Next we put the doors together, another well done area. Inner door facing, crank window handles, interior and exterior door handles, and some weird wedge shaped thingy for the top of the window done up in photo etch. Okay, call me slow, but what the heck is that little brass thing anyway? If you know, please share with the rest of us. Along with the door comes the roof of the cab, the whole thing fit so well that I never needed any glue on the doors at all, a nice tight fit unto the hinges and a near perfect fit into the door opening, just what you would hope for.
After that we move onto the rear cargo box, the kit comes with parts for the early and late style beds, the difference between them is the later style has two of the horizontal rails extended with the use of a metal strakes, the early bed is not extended. I opted for the early style bed. The fit again was superb, I know it sounds a bit repetitious but the engineering throughout the kit is top notch. The under frame for the platform consists of six pieces that hold the whole thing up off the vehicle frame. The underside was finished off with the addition of the two rear storage boxes as well as the reflectors, taillight, rear fenders, and registration plate. Flip it over and youíre ready for the side panels.
The side panels are nicely detailed with several separate pieces for additional detail. You will need to be careful with the locking latches for the drop down sides. They are delicate and easy to break or lose to an inadvertent tweezers launch. The inside of the cargo box is a bit Spartan, just like the real thing, a couple of braces and some planking for seats and thatís about it. Cyber Hobby did not mold in any wood grain effects, so if you like that look you will need to add your own. I added some just for visual effect, it worked out well almost everywhere, a close look at the photos and you can probably pick out where I got a little heavy handed.
The last thing to add to the cargo area is the set of stowed support braces for the canvas cover. These are well done but it would have been nice if Cyber Hobby had included a set of braces in case you wanted to make a canvas cover, it should be an easy conversion for the slightly more adventurous amongst us.

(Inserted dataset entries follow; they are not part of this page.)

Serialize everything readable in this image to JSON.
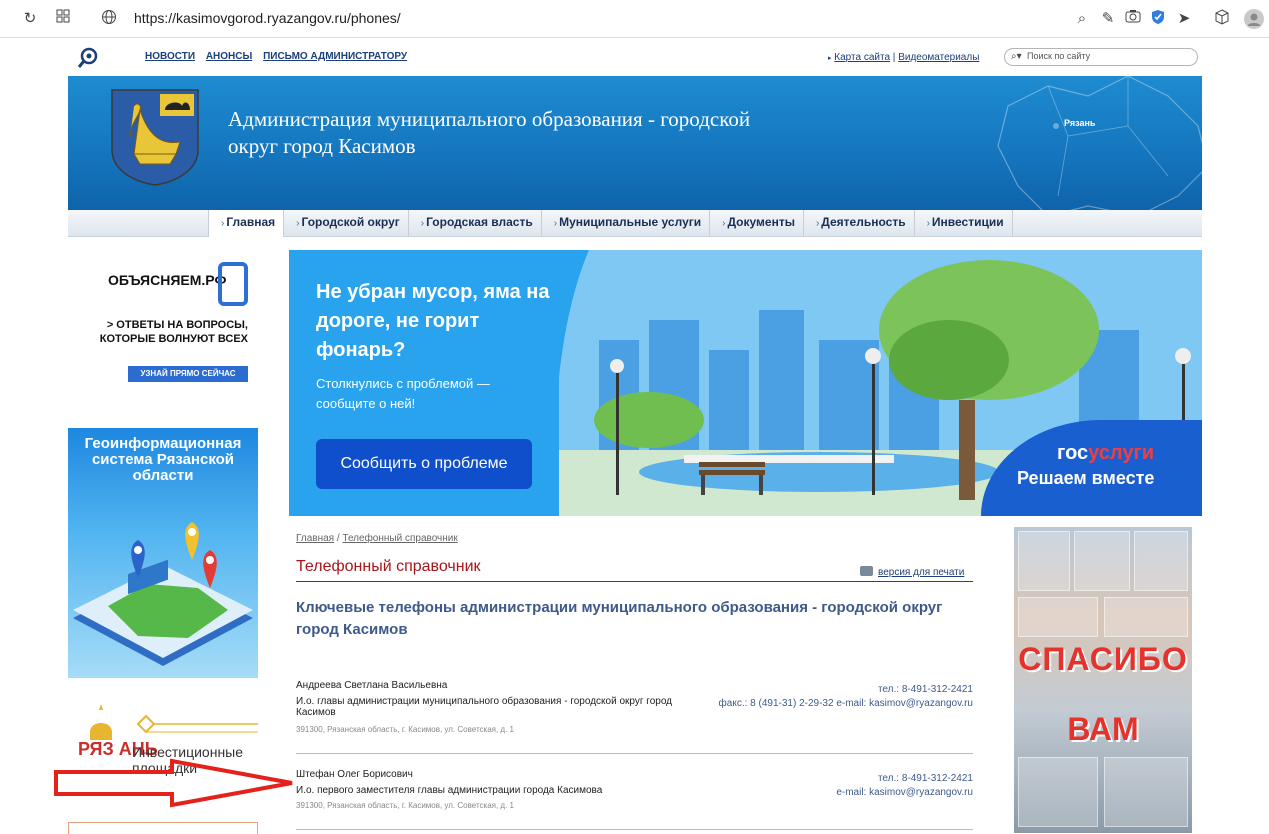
{
  "browser": {
    "url": "https://kasimovgorod.ryazangov.ru/phones/"
  },
  "topbar": {
    "links": [
      "НОВОСТИ",
      "АНОНСЫ",
      "ПИСЬМО АДМИНИСТРАТОРУ"
    ],
    "sitemap": "Карта сайта",
    "sep": "|",
    "video": "Видеоматериалы",
    "search_placeholder": "Поиск по сайту"
  },
  "header": {
    "title": "Администрация муниципального образования - городской округ город Касимов",
    "map_label": "Рязань"
  },
  "nav": {
    "items": [
      "Главная",
      "Городской округ",
      "Городская власть",
      "Муниципальные услуги",
      "Документы",
      "Деятельность",
      "Инвестиции"
    ]
  },
  "left_banners": {
    "b1_title": "ОБЪЯСНЯЕМ.РФ",
    "b1_text": "> ОТВЕТЫ НА ВОПРОСЫ, КОТОРЫЕ ВОЛНУЮТ ВСЕХ",
    "b1_button": "УЗНАЙ ПРЯМО СЕЙЧАС",
    "b2_title": "Геоинформационная система Рязанской области",
    "b3_logo": "РЯЗ АНЬ",
    "b3_text": "Инвестиционные площадки"
  },
  "promo": {
    "title": "Не убран мусор, яма на дороге, не горит фонарь?",
    "subtitle": "Столкнулись с проблемой — сообщите о ней!",
    "button": "Сообщить о проблеме",
    "gos_a": "гос",
    "gos_b": "услуги",
    "gos_slogan": "Решаем вместе"
  },
  "content": {
    "breadcrumb_home": "Главная",
    "breadcrumb_sep": " / ",
    "breadcrumb_current": "Телефонный справочник",
    "page_title": "Телефонный справочник",
    "print_link": "версия для печати",
    "heading": "Ключевые телефоны администрации муниципального образования - городской округ город Касимов",
    "entries": [
      {
        "name": "Андреева Светлана Васильевна",
        "position": "И.о. главы администрации муниципального образования - городской округ город Касимов",
        "address": "391300, Рязанская область, г. Касимов, ул. Советская, д. 1",
        "phone": "тел.: 8-491-312-2421",
        "contacts": "факс.: 8 (491-31) 2-29-32 e-mail: kasimov@ryazangov.ru"
      },
      {
        "name": "Штефан Олег Борисович",
        "position": "И.о. первого заместителя главы администрации города Касимова",
        "address": "391300, Рязанская область, г. Касимов, ул. Советская, д. 1",
        "phone": "тел.: 8-491-312-2421",
        "contacts": "e-mail: kasimov@ryazangov.ru"
      }
    ]
  },
  "right_banner": {
    "word1": "СПАСИБО",
    "word2": "ВАМ"
  },
  "colors": {
    "header_blue": "#1577bf",
    "title_red": "#a8161b",
    "link_blue": "#3d5a8a",
    "promo_blue": "#2aa3ef",
    "button_blue": "#0f4fcc",
    "arrow_red": "#e3221b"
  }
}
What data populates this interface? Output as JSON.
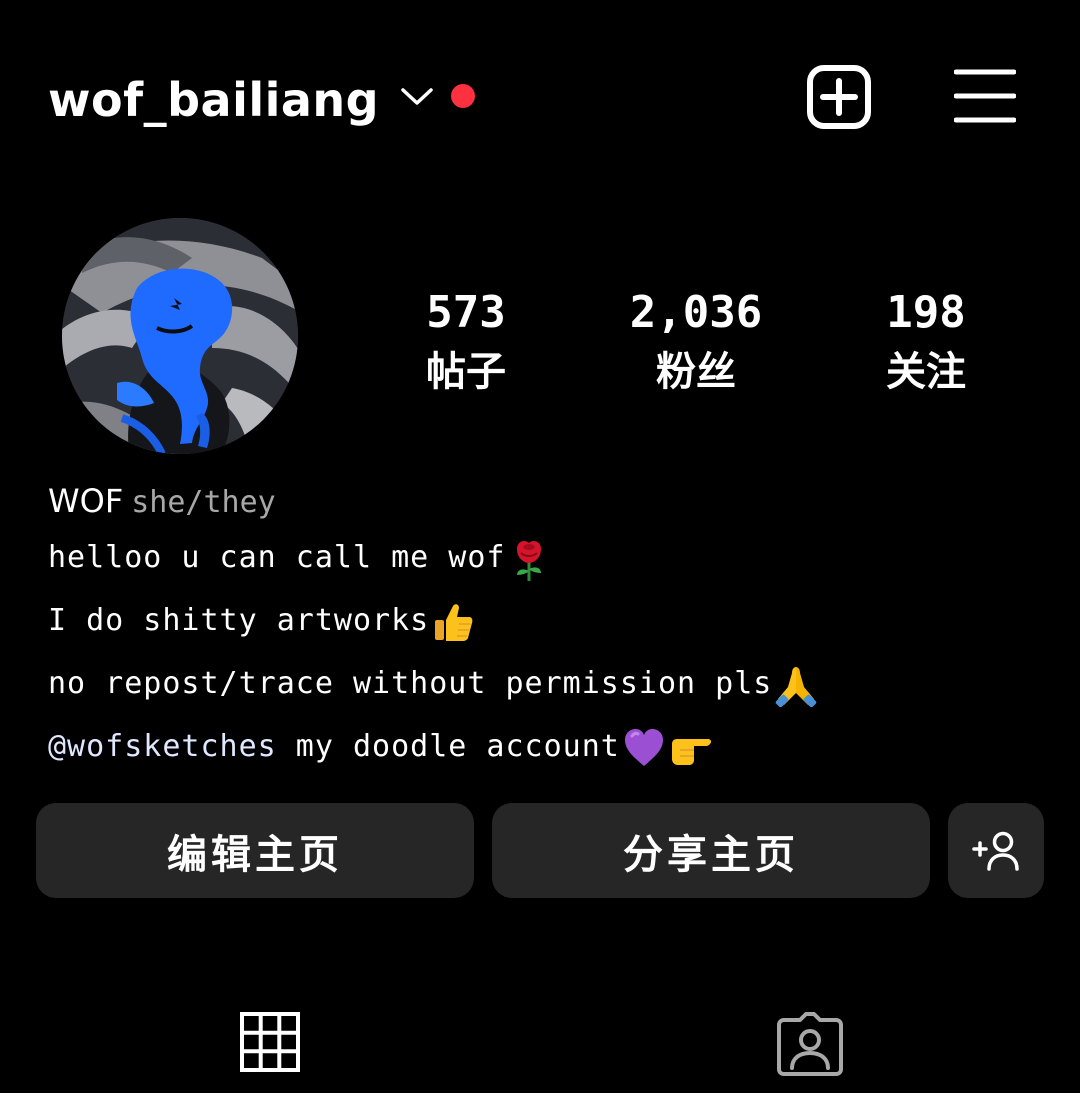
{
  "header": {
    "username": "wof_bailiang",
    "icons": {
      "dropdown": "chevron-down-icon",
      "notification": "notification-dot",
      "add": "add-post-icon",
      "menu": "hamburger-menu-icon"
    },
    "accent_red": "#ff3040"
  },
  "profile": {
    "avatar": "avatar",
    "stats": [
      {
        "value": "573",
        "label": "帖子"
      },
      {
        "value": "2,036",
        "label": "粉丝"
      },
      {
        "value": "198",
        "label": "关注"
      }
    ]
  },
  "bio": {
    "name": "WOF",
    "pronouns": "she/they",
    "lines": [
      {
        "text": "helloo u can call me wof",
        "emoji": "rose"
      },
      {
        "text": "I do shitty artworks",
        "emoji": "thumbs-up"
      },
      {
        "text": "no repost/trace without permission pls",
        "emoji": "folded-hands"
      }
    ],
    "mention_line": {
      "mention": "@wofsketches",
      "text": " my doodle account",
      "emojis": [
        "purple-heart",
        "pointing-right"
      ]
    }
  },
  "buttons": {
    "edit_profile": "编辑主页",
    "share_profile": "分享主页",
    "add_user_icon": "add-person-icon"
  },
  "tabs": {
    "grid_icon": "grid-icon",
    "tagged_icon": "tagged-person-icon"
  }
}
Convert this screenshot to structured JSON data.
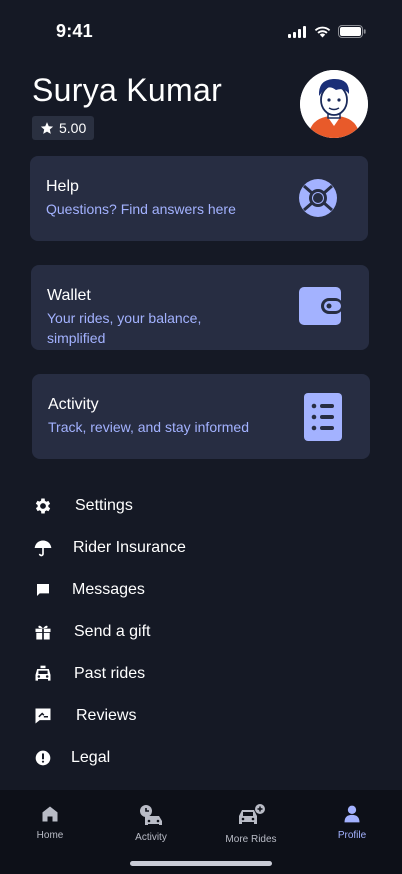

Onto the final step, adding those last few, delicate, pieces to the cab area. A very well done drivers spotlight, headlights, front registration plate, and a couple of Ďdriver knowsí poles and your set to start painting and decaling. I added the DS100 tarp after everything was done, I wouldnít mind replacing this piece later on down the road as I still have a hard time dealing with the seam on vinyl parts, you may have a better technique than mine (which consists mostly of grumbling about it).
I shot a couple of coats of Floquil panzer gray, a thin coat or two of Vallejo satin and got ready to tackle the decals. The kit offers markings for seven different vehicles, five Afrika Korps trucks, and one from the invasion of France, and the one I went with as mentioned above, the vehicle from Grossdeutschland during the invasion of Russia. I had an ulterior motive in mind in choosing the plain vanilla gray vehicle, I had the new set from AK Interactive for weathering panzer gray vehicles and I wanted to give them a test drive, you can see the results here:
Add a few worn areas here and there and a coat of dust and it is ready to assume its spot on the shelf.
Okay, this may not have been the Opel that everyone was hoping for, but it is a very, very well done kit. Everything fits superbly, the level of detail is stunning, and the instructions are fairly easy to follow, with a good number of marking options. I think Cyber Hobby has done a first rate job with this kit, and now that they have molded a couple of these things maybe they will extend their run with a fuel tanker version or perhaps an ambulance. Hereís to hoping!